### WHAT TO DO
Restate the entries below word for word, omitting nothing.

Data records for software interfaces
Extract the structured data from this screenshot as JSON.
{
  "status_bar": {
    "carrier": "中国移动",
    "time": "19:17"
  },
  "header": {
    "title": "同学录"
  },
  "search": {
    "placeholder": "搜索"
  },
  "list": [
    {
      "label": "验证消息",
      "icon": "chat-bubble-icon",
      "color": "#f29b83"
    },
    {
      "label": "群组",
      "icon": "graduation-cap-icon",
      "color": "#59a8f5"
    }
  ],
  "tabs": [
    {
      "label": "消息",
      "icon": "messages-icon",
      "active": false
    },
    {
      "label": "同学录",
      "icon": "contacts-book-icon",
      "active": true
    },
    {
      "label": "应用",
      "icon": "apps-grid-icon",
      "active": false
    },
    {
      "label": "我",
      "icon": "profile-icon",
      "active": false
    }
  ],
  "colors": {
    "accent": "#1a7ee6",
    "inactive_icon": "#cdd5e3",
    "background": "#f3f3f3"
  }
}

### OUTPUT FOR THIS TASK
Extract the structured data from this screenshot as JSON.
{
  "status_bar": {
    "carrier": "中国移动",
    "time": "19:17"
  },
  "header": {
    "title": "同学录"
  },
  "search": {
    "placeholder": "搜索"
  },
  "list": [
    {
      "label": "验证消息",
      "icon": "chat-bubble-icon",
      "color": "#f29b83"
    },
    {
      "label": "群组",
      "icon": "graduation-cap-icon",
      "color": "#59a8f5"
    }
  ],
  "tabs": [
    {
      "label": "消息",
      "icon": "messages-icon",
      "active": false
    },
    {
      "label": "同学录",
      "icon": "contacts-book-icon",
      "active": true
    },
    {
      "label": "应用",
      "icon": "apps-grid-icon",
      "active": false
    },
    {
      "label": "我",
      "icon": "profile-icon",
      "active": false
    }
  ],
  "colors": {
    "accent": "#1a7ee6",
    "inactive_icon": "#cdd5e3",
    "background": "#f3f3f3"
  }
}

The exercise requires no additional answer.